(Interface dataset entries)
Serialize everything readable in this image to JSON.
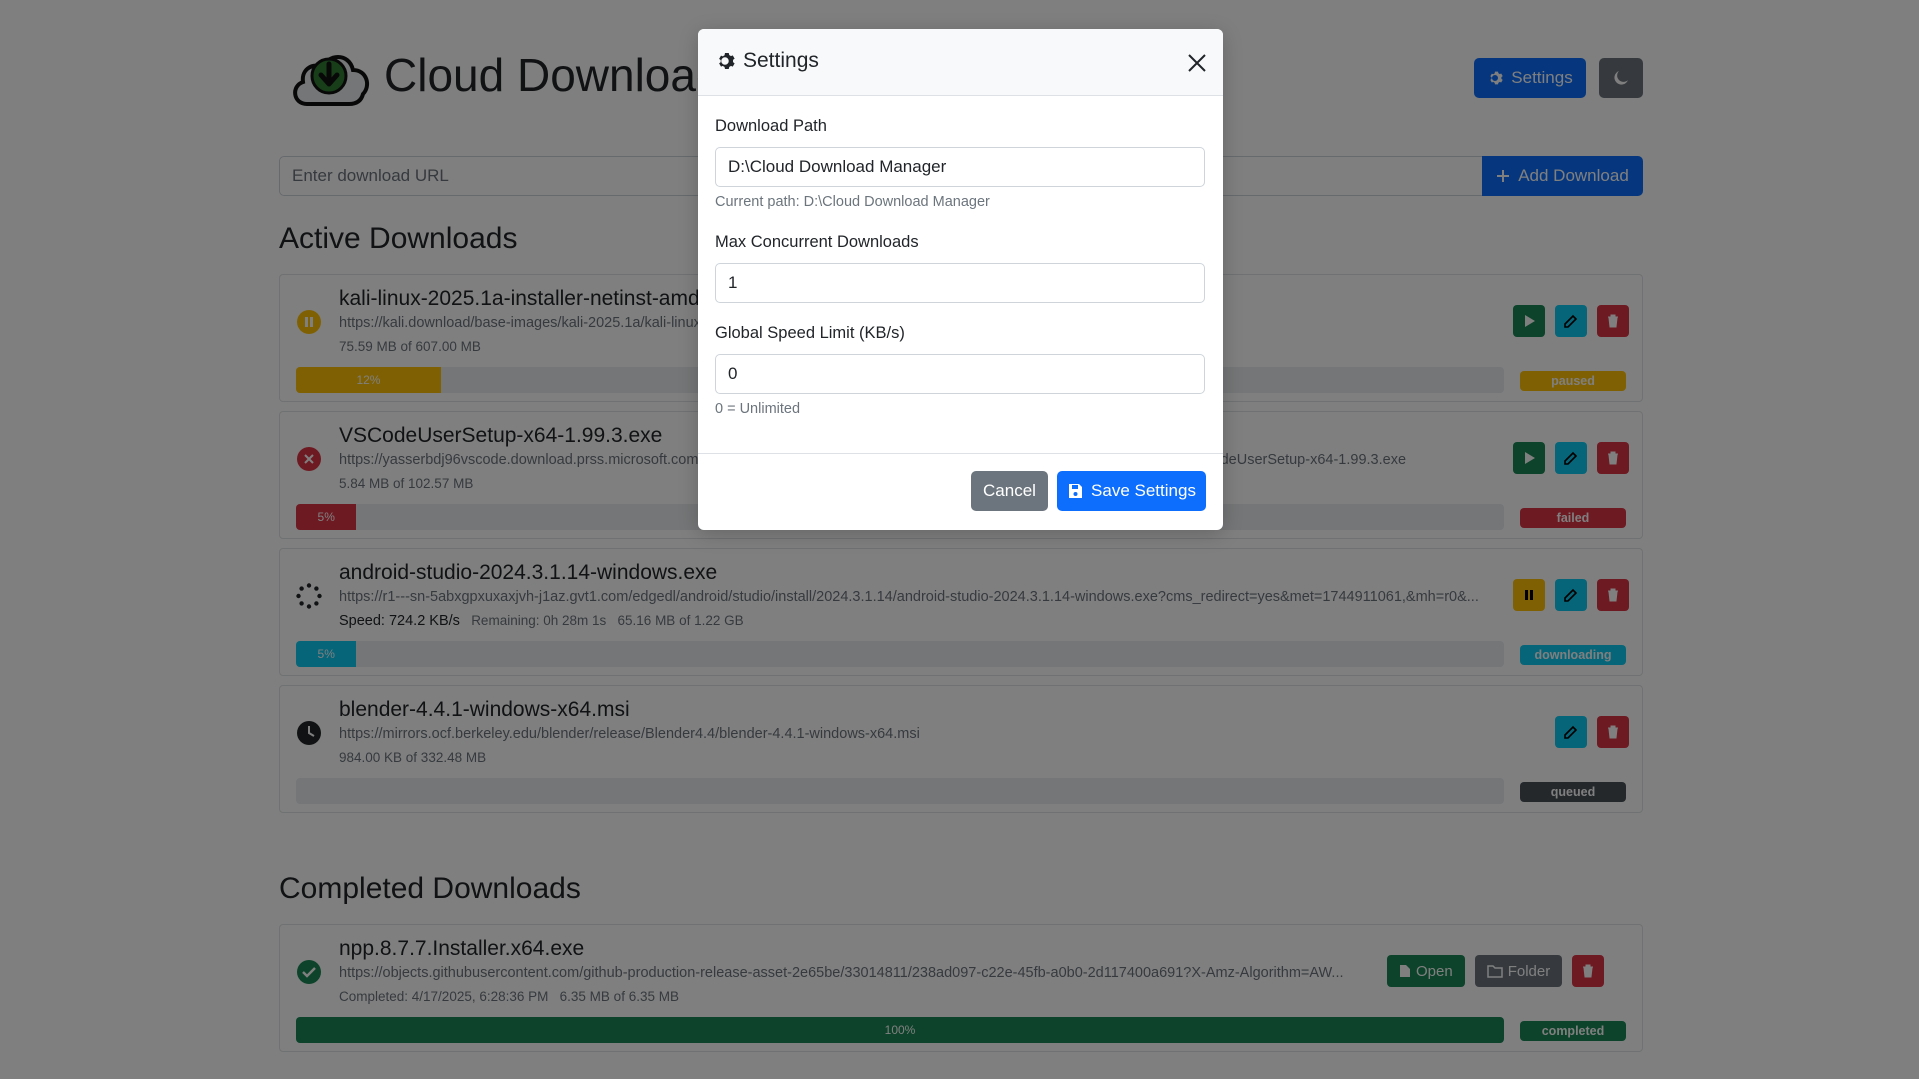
{
  "app": {
    "title": "Cloud Download Manager",
    "settings_label": "Settings",
    "url_placeholder": "Enter download URL",
    "add_label": "Add Download"
  },
  "active": {
    "title": "Active Downloads",
    "items": [
      {
        "name": "kali-linux-2025.1a-installer-netinst-amd64.iso",
        "url": "https://kali.download/base-images/kali-2025.1a/kali-linux-2025.1a-installer-netinst-amd64.iso",
        "meta": "75.59 MB of 607.00 MB",
        "progress": 12,
        "progress_label": "12%",
        "status": "paused"
      },
      {
        "name": "VSCodeUserSetup-x64-1.99.3.exe",
        "url": "https://yasserbdj96vscode.download.prss.microsoft.com/dbazure/download/stable/17baf841131aa23349f217ca7c570c76ee87b957/VSCodeUserSetup-x64-1.99.3.exe",
        "meta": "5.84 MB of 102.57 MB",
        "progress": 5,
        "progress_label": "5%",
        "status": "failed"
      },
      {
        "name": "android-studio-2024.3.1.14-windows.exe",
        "url": "https://r1---sn-5abxgpxuxaxjvh-j1az.gvt1.com/edgedl/android/studio/install/2024.3.1.14/android-studio-2024.3.1.14-windows.exe?cms_redirect=yes&met=1744911061,&mh=r0&...",
        "speed": "Speed: 724.2 KB/s",
        "remaining": "Remaining: 0h 28m 1s",
        "meta": "65.16 MB of 1.22 GB",
        "progress": 5,
        "progress_label": "5%",
        "status": "downloading"
      },
      {
        "name": "blender-4.4.1-windows-x64.msi",
        "url": "https://mirrors.ocf.berkeley.edu/blender/release/Blender4.4/blender-4.4.1-windows-x64.msi",
        "meta": "984.00 KB of 332.48 MB",
        "progress": 0,
        "progress_label": "",
        "status": "queued"
      }
    ]
  },
  "completed": {
    "title": "Completed Downloads",
    "items": [
      {
        "name": "npp.8.7.7.Installer.x64.exe",
        "url": "https://objects.githubusercontent.com/github-production-release-asset-2e65be/33014811/238ad097-c22e-45fb-a0b0-2d117400a691?X-Amz-Algorithm=AW...",
        "completed": "Completed: 4/17/2025, 6:28:36 PM",
        "meta": "6.35 MB of 6.35 MB",
        "progress": 100,
        "progress_label": "100%",
        "status": "completed",
        "open_label": "Open",
        "folder_label": "Folder"
      }
    ]
  },
  "modal": {
    "title": "Settings",
    "download_path_label": "Download Path",
    "download_path_value": "D:\\Cloud Download Manager",
    "current_path": "Current path: D:\\Cloud Download Manager",
    "max_concurrent_label": "Max Concurrent Downloads",
    "max_concurrent_value": "1",
    "speed_limit_label": "Global Speed Limit (KB/s)",
    "speed_limit_value": "0",
    "speed_limit_help": "0 = Unlimited",
    "cancel_label": "Cancel",
    "save_label": "Save Settings"
  },
  "colors": {
    "primary": "#0d6efd",
    "paused": "#ffc107",
    "failed": "#dc3545",
    "downloading": "#0dcaf0",
    "queued": "#495057",
    "completed": "#198754"
  },
  "icons": {
    "logo": "cloud-download-icon",
    "settings": "gear-icon",
    "theme": "moon-icon",
    "add": "plus-icon",
    "paused": "pause-circle-icon",
    "failed": "x-circle-icon",
    "downloading": "spinner-icon",
    "queued": "clock-icon",
    "completed": "check-circle-icon",
    "resume": "play-icon",
    "pause": "pause-icon",
    "edit": "edit-icon",
    "delete": "trash-icon",
    "open": "file-icon",
    "folder": "folder-icon",
    "close": "close-icon",
    "save": "floppy-icon"
  }
}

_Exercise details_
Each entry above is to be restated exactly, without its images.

_Output_
Serialize everything readable in this image to JSON.
{
  "app": {
    "title": "Cloud Download Manager",
    "settings_label": "Settings",
    "url_placeholder": "Enter download URL",
    "add_label": "Add Download"
  },
  "active": {
    "title": "Active Downloads",
    "items": [
      {
        "name": "kali-linux-2025.1a-installer-netinst-amd64.iso",
        "url": "https://kali.download/base-images/kali-2025.1a/kali-linux-2025.1a-installer-netinst-amd64.iso",
        "meta": "75.59 MB of 607.00 MB",
        "progress": 12,
        "progress_label": "12%",
        "status": "paused"
      },
      {
        "name": "VSCodeUserSetup-x64-1.99.3.exe",
        "url": "https://yasserbdj96vscode.download.prss.microsoft.com/dbazure/download/stable/17baf841131aa23349f217ca7c570c76ee87b957/VSCodeUserSetup-x64-1.99.3.exe",
        "meta": "5.84 MB of 102.57 MB",
        "progress": 5,
        "progress_label": "5%",
        "status": "failed"
      },
      {
        "name": "android-studio-2024.3.1.14-windows.exe",
        "url": "https://r1---sn-5abxgpxuxaxjvh-j1az.gvt1.com/edgedl/android/studio/install/2024.3.1.14/android-studio-2024.3.1.14-windows.exe?cms_redirect=yes&met=1744911061,&mh=r0&...",
        "speed": "Speed: 724.2 KB/s",
        "remaining": "Remaining: 0h 28m 1s",
        "meta": "65.16 MB of 1.22 GB",
        "progress": 5,
        "progress_label": "5%",
        "status": "downloading"
      },
      {
        "name": "blender-4.4.1-windows-x64.msi",
        "url": "https://mirrors.ocf.berkeley.edu/blender/release/Blender4.4/blender-4.4.1-windows-x64.msi",
        "meta": "984.00 KB of 332.48 MB",
        "progress": 0,
        "progress_label": "",
        "status": "queued"
      }
    ]
  },
  "completed": {
    "title": "Completed Downloads",
    "items": [
      {
        "name": "npp.8.7.7.Installer.x64.exe",
        "url": "https://objects.githubusercontent.com/github-production-release-asset-2e65be/33014811/238ad097-c22e-45fb-a0b0-2d117400a691?X-Amz-Algorithm=AW...",
        "completed": "Completed: 4/17/2025, 6:28:36 PM",
        "meta": "6.35 MB of 6.35 MB",
        "progress": 100,
        "progress_label": "100%",
        "status": "completed",
        "open_label": "Open",
        "folder_label": "Folder"
      }
    ]
  },
  "modal": {
    "title": "Settings",
    "download_path_label": "Download Path",
    "download_path_value": "D:\\Cloud Download Manager",
    "current_path": "Current path: D:\\Cloud Download Manager",
    "max_concurrent_label": "Max Concurrent Downloads",
    "max_concurrent_value": "1",
    "speed_limit_label": "Global Speed Limit (KB/s)",
    "speed_limit_value": "0",
    "speed_limit_help": "0 = Unlimited",
    "cancel_label": "Cancel",
    "save_label": "Save Settings"
  },
  "colors": {
    "primary": "#0d6efd",
    "paused": "#ffc107",
    "failed": "#dc3545",
    "downloading": "#0dcaf0",
    "queued": "#495057",
    "completed": "#198754"
  },
  "icons": {
    "logo": "cloud-download-icon",
    "settings": "gear-icon",
    "theme": "moon-icon",
    "add": "plus-icon",
    "paused": "pause-circle-icon",
    "failed": "x-circle-icon",
    "downloading": "spinner-icon",
    "queued": "clock-icon",
    "completed": "check-circle-icon",
    "resume": "play-icon",
    "pause": "pause-icon",
    "edit": "edit-icon",
    "delete": "trash-icon",
    "open": "file-icon",
    "folder": "folder-icon",
    "close": "close-icon",
    "save": "floppy-icon"
  }
}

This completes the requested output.